▶ _Exercise_
Every entry below is to be copied exactly, with nothing omitted.

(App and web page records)
■ ■ ■ ■ ■

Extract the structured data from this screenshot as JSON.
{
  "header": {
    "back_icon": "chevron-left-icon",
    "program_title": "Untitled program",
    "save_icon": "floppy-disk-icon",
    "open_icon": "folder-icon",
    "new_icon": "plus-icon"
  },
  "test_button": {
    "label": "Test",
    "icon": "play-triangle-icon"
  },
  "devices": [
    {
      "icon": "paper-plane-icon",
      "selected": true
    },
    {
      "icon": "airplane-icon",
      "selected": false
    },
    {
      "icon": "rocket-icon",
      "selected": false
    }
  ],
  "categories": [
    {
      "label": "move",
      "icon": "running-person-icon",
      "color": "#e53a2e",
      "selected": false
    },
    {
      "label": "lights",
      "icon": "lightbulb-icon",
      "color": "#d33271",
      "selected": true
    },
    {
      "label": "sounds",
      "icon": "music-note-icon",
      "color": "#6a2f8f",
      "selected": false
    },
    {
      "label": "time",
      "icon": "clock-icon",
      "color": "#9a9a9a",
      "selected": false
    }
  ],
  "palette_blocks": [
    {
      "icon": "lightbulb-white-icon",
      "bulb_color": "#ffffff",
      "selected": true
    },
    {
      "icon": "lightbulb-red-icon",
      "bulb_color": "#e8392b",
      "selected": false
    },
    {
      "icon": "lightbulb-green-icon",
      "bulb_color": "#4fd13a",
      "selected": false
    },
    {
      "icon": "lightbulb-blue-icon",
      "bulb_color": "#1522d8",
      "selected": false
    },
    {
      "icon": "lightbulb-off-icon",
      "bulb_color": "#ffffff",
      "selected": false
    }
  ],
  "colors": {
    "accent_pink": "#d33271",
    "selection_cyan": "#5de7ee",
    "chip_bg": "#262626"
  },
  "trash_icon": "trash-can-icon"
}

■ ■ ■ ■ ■

▶ _Result_
Extract the structured data from this screenshot as JSON.
{
  "header": {
    "back_icon": "chevron-left-icon",
    "program_title": "Untitled program",
    "save_icon": "floppy-disk-icon",
    "open_icon": "folder-icon",
    "new_icon": "plus-icon"
  },
  "test_button": {
    "label": "Test",
    "icon": "play-triangle-icon"
  },
  "devices": [
    {
      "icon": "paper-plane-icon",
      "selected": true
    },
    {
      "icon": "airplane-icon",
      "selected": false
    },
    {
      "icon": "rocket-icon",
      "selected": false
    }
  ],
  "categories": [
    {
      "label": "move",
      "icon": "running-person-icon",
      "color": "#e53a2e",
      "selected": false
    },
    {
      "label": "lights",
      "icon": "lightbulb-icon",
      "color": "#d33271",
      "selected": true
    },
    {
      "label": "sounds",
      "icon": "music-note-icon",
      "color": "#6a2f8f",
      "selected": false
    },
    {
      "label": "time",
      "icon": "clock-icon",
      "color": "#9a9a9a",
      "selected": false
    }
  ],
  "palette_blocks": [
    {
      "icon": "lightbulb-white-icon",
      "bulb_color": "#ffffff",
      "selected": true
    },
    {
      "icon": "lightbulb-red-icon",
      "bulb_color": "#e8392b",
      "selected": false
    },
    {
      "icon": "lightbulb-green-icon",
      "bulb_color": "#4fd13a",
      "selected": false
    },
    {
      "icon": "lightbulb-blue-icon",
      "bulb_color": "#1522d8",
      "selected": false
    },
    {
      "icon": "lightbulb-off-icon",
      "bulb_color": "#ffffff",
      "selected": false
    }
  ],
  "colors": {
    "accent_pink": "#d33271",
    "selection_cyan": "#5de7ee",
    "chip_bg": "#262626"
  },
  "trash_icon": "trash-can-icon"
}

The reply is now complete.